### Records for this exercise

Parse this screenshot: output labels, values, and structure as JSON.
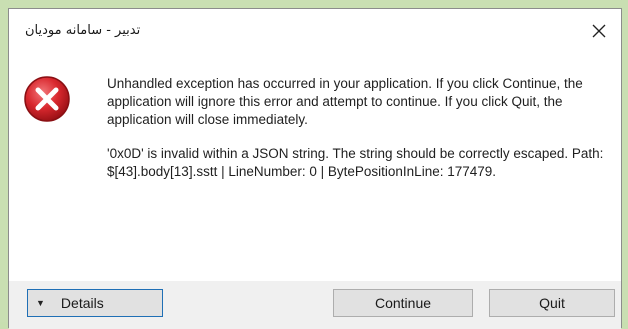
{
  "dialog": {
    "title": "تدبیر - سامانه مودیان",
    "close_glyph": "✕",
    "icon": "error-icon",
    "message": {
      "paragraph1": "Unhandled exception has occurred in your application. If you click Continue, the application will ignore this error and attempt to continue. If you click Quit, the application will close immediately.",
      "paragraph2": "'0x0D' is invalid within a JSON string. The string should be correctly escaped. Path: $[43].body[13].sstt | LineNumber: 0 | BytePositionInLine: 177479."
    },
    "buttons": {
      "details_caret": "▼",
      "details_label": "Details",
      "continue_label": "Continue",
      "quit_label": "Quit"
    }
  },
  "colors": {
    "backdrop": "#c9dfb2",
    "dialog_bg": "#f0f0f0",
    "content_bg": "#ffffff",
    "error_red": "#d9282e",
    "focus_border": "#1f6fb5"
  }
}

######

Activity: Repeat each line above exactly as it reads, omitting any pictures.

Solved problem:
Parse this screenshot: output labels, values, and structure as JSON.
{
  "dialog": {
    "title": "تدبیر - سامانه مودیان",
    "close_glyph": "✕",
    "icon": "error-icon",
    "message": {
      "paragraph1": "Unhandled exception has occurred in your application. If you click Continue, the application will ignore this error and attempt to continue. If you click Quit, the application will close immediately.",
      "paragraph2": "'0x0D' is invalid within a JSON string. The string should be correctly escaped. Path: $[43].body[13].sstt | LineNumber: 0 | BytePositionInLine: 177479."
    },
    "buttons": {
      "details_caret": "▼",
      "details_label": "Details",
      "continue_label": "Continue",
      "quit_label": "Quit"
    }
  },
  "colors": {
    "backdrop": "#c9dfb2",
    "dialog_bg": "#f0f0f0",
    "content_bg": "#ffffff",
    "error_red": "#d9282e",
    "focus_border": "#1f6fb5"
  }
}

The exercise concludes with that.